I just finished rewatching Paul Verhoeven's "Starship Troopers." Taken on its surface merits, it's not a great movie, but on the other hand Verhoeven's whole point is to not-too-subtly deconstruct Heinlein's ideology. Included are arguments--the vulgar kind--over whether or not "bugs" can be intelligent, including a TV pundit declaring, "I find the suggestion of bug intelligence to be offensive!" Although the movie is from the 1990's, it's amazing how it comments on our current administration and their justification for war in Iraq--and their dismissal of opposition viewpoints.
For a literary deconstruction, read Joe Haldeman's "The Forever War," which also dismantle's Heinlein's novel.
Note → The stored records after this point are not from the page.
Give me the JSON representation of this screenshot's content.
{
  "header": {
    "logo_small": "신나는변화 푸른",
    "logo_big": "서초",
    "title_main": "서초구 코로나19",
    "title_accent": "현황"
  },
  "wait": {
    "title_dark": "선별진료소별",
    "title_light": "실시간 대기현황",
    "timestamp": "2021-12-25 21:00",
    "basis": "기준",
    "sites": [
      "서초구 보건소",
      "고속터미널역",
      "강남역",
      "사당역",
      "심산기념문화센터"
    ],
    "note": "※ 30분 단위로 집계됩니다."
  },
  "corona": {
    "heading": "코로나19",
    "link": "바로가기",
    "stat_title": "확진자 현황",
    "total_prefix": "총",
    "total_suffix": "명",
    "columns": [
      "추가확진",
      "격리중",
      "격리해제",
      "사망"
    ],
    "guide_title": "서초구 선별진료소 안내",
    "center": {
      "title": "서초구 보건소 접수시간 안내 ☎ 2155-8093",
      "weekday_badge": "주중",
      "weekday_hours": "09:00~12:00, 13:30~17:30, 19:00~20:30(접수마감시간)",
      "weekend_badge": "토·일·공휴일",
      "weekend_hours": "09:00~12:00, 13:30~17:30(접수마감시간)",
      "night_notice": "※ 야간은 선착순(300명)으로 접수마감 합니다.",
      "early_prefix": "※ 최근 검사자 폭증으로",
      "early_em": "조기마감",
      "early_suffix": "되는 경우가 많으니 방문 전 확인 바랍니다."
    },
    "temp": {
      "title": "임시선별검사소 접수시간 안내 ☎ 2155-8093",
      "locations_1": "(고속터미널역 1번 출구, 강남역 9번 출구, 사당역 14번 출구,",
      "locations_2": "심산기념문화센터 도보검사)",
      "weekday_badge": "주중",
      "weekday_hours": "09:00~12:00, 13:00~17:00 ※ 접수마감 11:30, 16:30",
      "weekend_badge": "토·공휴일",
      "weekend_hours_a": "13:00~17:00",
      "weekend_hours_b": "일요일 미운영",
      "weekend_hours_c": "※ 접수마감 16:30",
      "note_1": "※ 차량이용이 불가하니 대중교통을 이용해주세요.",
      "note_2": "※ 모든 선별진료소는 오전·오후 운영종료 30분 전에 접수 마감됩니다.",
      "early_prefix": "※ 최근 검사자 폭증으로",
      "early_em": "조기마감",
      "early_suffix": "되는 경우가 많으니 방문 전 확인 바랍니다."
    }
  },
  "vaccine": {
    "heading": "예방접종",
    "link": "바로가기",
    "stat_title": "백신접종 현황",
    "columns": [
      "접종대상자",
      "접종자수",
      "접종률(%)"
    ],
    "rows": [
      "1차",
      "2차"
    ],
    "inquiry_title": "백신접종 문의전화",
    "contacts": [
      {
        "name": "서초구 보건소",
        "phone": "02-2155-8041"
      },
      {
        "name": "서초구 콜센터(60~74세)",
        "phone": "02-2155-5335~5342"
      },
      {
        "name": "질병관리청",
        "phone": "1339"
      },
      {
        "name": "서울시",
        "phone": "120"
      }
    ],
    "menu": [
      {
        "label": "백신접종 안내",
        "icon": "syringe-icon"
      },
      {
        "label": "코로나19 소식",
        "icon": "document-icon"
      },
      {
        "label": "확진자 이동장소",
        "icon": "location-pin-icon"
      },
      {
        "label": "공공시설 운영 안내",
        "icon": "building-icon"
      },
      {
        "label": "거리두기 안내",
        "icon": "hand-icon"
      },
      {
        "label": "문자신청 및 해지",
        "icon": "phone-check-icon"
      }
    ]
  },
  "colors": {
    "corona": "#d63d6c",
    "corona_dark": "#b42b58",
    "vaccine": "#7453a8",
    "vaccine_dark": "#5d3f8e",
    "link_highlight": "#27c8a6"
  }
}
PS -- Although, thinking about it, and I think this is what SC was getting to (I can be slow sometimes), there is the interesting question: what will happen if and when we routinely have "fake" consciousnesses all around us? I mean, when Windows and our computer games (as SC suggested) and so on do a more thorough case of faking consciousness. By fake I mean the kind of tricks seen in some of the oldest programs and the contest SC alluded to--algorithms that pick up on verbal clues and respond to them, but not having any internal life. Although computer scientists would not imaging these are real conscious programs, what will it do in the popular imagination? Will it lead to a kind of popular pantheism, where people tend to believe that everything is conscious? It may not even be malicious, as SC worries, but it could distort the general view of the universe.
At the very least--a good germ of an idea for an SF story. Thanks, SC!